- $6.25 million for free lunch for all middle schoolers;
- $11.1 million in merit-based scholarships for CUNY;
- $17.5 million for youth summer jobs and programs to reduce the opportunity gap; and
- $17 million for NYCHA senior and community centers.
Back in January, many of you came out for my inauguration ceremony. This was a celebration of our community, featuring talented groups such as Dances Patrelle, Asphalt GreenWave Gymnastics Team, The 92Y Gym Stars, pianist Roy Eaton, Talented Unlimited High School, and our readers, Elspeth Reimann of Stanley Isaacs Senior Center, Jim Bates of the Roosevelt Island Disabled Association, Bike NYC,CIVITAS, Defenders of the Historic Upper East Side, Friends of the Upper East Side Historic Districts, Historic Districts Council, Lenox Hill Neighborhood House, The Municipal Art Society of New York and the New York Junior Tennis League.

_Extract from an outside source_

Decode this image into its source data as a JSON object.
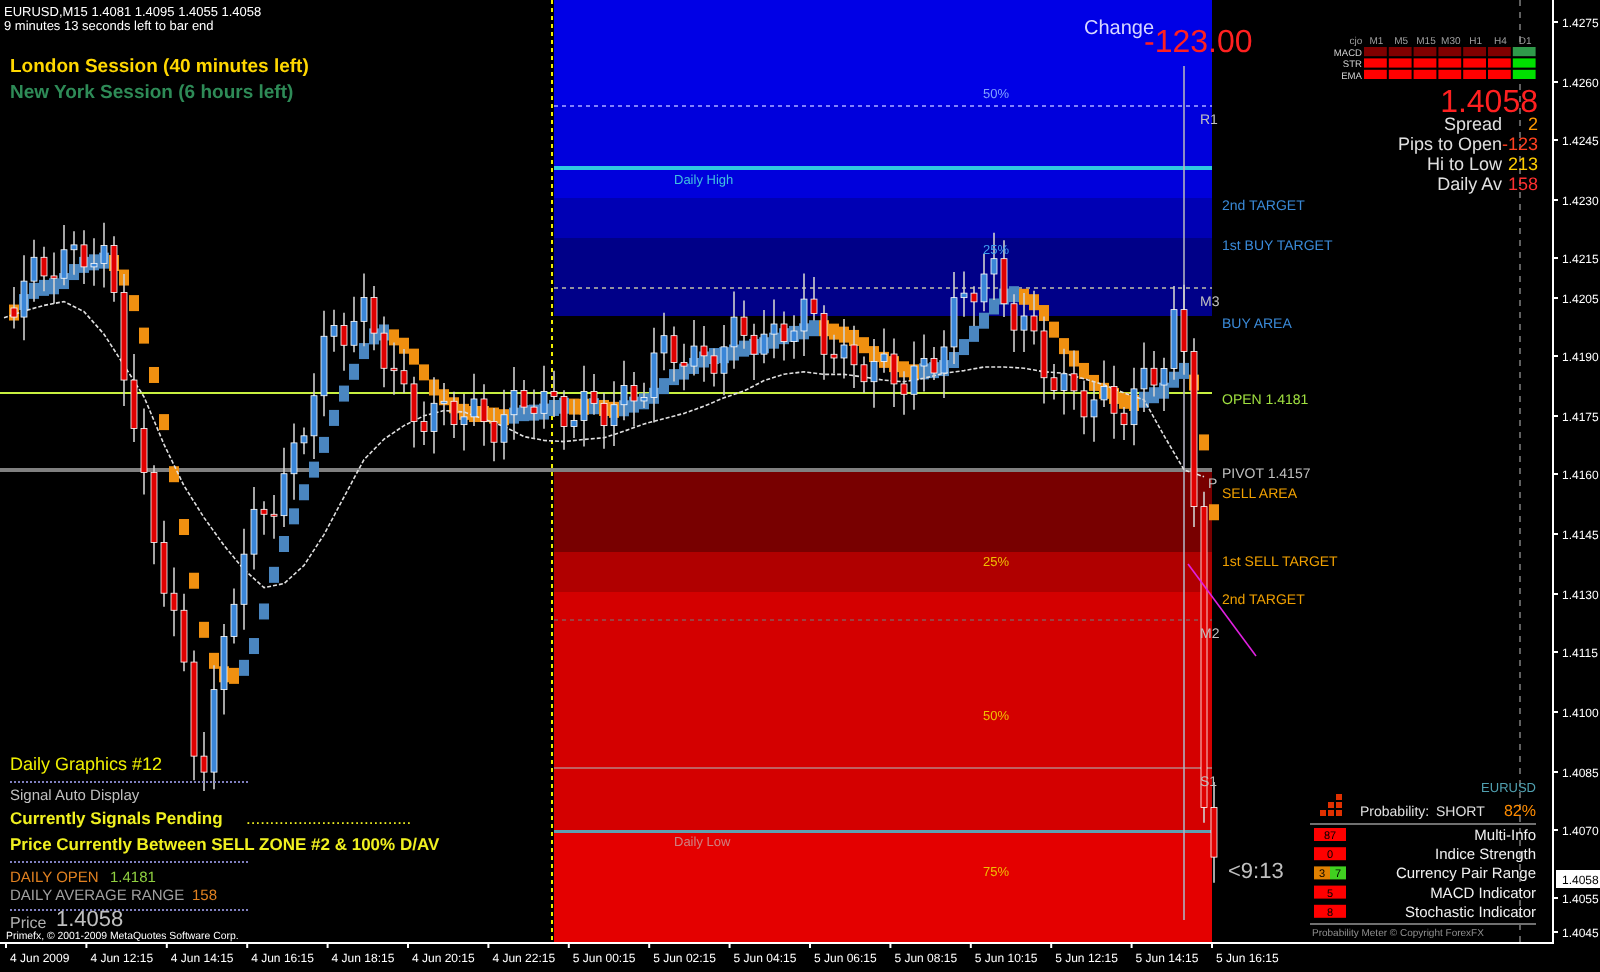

I was honored to have the presence of so many revered officials, including Senator Schumer, Attorney General Schneiderman, State Comptroller DiNapoli, City Council Speaker Mark-Viverito, Congress Member Maloney, City Comptroller Stringer, Public Advocate James, State Senator Krueger, Manhattan Borough President Brewer, Council Member Garodnick, Former Public Advocate Mark Green, Former Council Member Lappin, Former New York State Assembly Member Bing and Founder of New Roosevelt Bill Samuels.
The inauguration ceremony was a celebration of our community -- the community I grew up in and have the honor to represent. Over the past six months, I have been striving to make our city a better place to live and opened my office to you, so you can participate and shape local government. This City Council office now belongs to you, and through our partnership, I hope we can accomplish great things for our district and city.